**Problem description**
On the basis of the records below, report how many lines contain the word "JSON". Nothing else should be given.

========================================================================

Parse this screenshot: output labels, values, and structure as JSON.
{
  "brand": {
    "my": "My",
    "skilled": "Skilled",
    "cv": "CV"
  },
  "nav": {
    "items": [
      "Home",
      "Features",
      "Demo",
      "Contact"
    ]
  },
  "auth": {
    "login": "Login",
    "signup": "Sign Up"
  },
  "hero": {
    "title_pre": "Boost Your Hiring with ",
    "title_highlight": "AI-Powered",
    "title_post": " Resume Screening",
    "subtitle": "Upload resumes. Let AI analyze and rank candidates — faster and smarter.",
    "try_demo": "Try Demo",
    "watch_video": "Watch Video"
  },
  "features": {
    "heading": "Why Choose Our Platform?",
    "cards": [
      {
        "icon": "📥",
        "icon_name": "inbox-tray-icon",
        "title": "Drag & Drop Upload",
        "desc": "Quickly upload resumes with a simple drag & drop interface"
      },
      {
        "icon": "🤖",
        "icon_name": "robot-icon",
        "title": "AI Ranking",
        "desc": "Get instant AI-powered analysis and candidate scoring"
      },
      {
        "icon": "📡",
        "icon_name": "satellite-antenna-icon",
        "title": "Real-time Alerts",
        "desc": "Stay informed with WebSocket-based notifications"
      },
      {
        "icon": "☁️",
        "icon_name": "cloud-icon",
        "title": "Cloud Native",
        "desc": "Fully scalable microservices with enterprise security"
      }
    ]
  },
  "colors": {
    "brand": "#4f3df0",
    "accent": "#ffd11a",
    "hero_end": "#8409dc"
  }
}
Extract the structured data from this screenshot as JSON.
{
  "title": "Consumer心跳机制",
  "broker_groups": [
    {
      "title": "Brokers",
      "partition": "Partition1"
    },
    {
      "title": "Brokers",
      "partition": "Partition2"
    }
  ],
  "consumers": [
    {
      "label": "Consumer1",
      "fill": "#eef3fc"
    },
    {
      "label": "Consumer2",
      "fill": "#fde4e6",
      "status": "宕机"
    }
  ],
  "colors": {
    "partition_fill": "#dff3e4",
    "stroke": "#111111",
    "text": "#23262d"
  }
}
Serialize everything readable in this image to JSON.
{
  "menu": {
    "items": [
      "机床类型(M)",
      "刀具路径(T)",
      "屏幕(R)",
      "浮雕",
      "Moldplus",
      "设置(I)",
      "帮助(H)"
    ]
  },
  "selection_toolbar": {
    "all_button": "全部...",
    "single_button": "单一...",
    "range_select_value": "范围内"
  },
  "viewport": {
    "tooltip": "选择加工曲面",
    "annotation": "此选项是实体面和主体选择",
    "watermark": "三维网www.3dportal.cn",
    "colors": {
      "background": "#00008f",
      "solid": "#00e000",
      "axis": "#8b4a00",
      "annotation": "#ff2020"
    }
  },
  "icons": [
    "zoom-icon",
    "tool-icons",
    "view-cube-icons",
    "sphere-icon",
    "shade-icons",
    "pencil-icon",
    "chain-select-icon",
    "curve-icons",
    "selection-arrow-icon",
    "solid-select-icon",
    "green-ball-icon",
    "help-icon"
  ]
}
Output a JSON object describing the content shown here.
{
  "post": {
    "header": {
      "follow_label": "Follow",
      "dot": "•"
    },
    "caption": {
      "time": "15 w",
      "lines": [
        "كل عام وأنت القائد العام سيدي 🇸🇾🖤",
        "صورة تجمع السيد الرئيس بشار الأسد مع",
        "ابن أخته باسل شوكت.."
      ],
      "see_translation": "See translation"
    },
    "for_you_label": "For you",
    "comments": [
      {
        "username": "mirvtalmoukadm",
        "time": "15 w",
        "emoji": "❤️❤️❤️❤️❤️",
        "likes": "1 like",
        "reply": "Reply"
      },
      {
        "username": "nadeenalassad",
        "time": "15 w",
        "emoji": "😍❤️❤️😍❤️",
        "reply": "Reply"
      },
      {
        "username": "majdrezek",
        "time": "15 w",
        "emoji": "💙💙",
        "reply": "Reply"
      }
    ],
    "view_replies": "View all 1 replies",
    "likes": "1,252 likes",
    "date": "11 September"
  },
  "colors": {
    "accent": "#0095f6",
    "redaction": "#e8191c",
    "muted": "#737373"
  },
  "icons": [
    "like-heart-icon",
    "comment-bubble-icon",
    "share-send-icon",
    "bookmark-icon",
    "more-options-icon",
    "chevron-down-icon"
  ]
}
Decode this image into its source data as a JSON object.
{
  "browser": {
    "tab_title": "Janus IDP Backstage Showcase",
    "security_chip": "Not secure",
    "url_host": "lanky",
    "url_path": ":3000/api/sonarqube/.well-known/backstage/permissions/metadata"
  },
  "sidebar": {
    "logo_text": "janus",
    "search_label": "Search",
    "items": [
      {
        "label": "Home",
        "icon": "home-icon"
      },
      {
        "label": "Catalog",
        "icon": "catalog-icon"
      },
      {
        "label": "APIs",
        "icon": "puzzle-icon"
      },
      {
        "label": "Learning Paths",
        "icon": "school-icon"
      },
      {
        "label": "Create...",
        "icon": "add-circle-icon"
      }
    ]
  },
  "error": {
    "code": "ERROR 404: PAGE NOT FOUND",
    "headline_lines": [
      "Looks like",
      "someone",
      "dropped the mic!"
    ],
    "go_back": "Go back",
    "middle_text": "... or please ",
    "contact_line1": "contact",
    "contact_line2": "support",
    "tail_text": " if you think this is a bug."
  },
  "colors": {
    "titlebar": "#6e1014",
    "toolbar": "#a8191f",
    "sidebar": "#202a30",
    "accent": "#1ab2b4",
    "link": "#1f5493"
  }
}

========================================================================

**Finished task**
5